*TASK ITEM*
Reproduce verbatim all of the data given below, but do not carry over the images.
Top of RECORDS FOR THIS TASK
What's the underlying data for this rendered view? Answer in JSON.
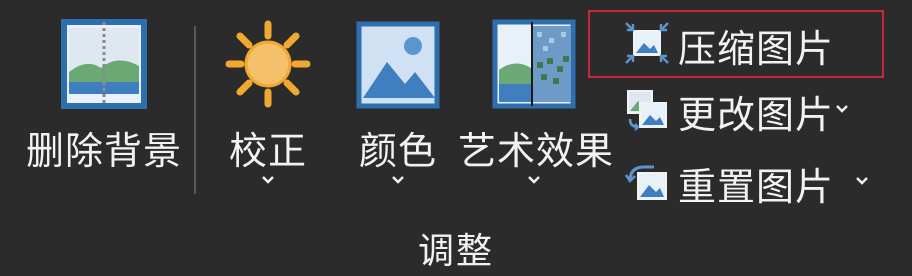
{
  "group": {
    "name": "调整"
  },
  "buttons": {
    "remove_background": "删除背景",
    "corrections": "校正",
    "color": "颜色",
    "artistic_effects": "艺术效果"
  },
  "small_buttons": {
    "compress": "压缩图片",
    "change": "更改图片",
    "reset": "重置图片"
  },
  "colors": {
    "background": "#2b2b2b",
    "text": "#f2f2f2",
    "highlight": "#c8263b",
    "picture_blue": "#2e6fb0",
    "sun": "#f0a830"
  }
}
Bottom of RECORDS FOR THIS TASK
*WRITTEN ANSWER*
What's the underlying data for this rendered view? Answer in JSON.
{
  "group": {
    "name": "调整"
  },
  "buttons": {
    "remove_background": "删除背景",
    "corrections": "校正",
    "color": "颜色",
    "artistic_effects": "艺术效果"
  },
  "small_buttons": {
    "compress": "压缩图片",
    "change": "更改图片",
    "reset": "重置图片"
  },
  "colors": {
    "background": "#2b2b2b",
    "text": "#f2f2f2",
    "highlight": "#c8263b",
    "picture_blue": "#2e6fb0",
    "sun": "#f0a830"
  }
}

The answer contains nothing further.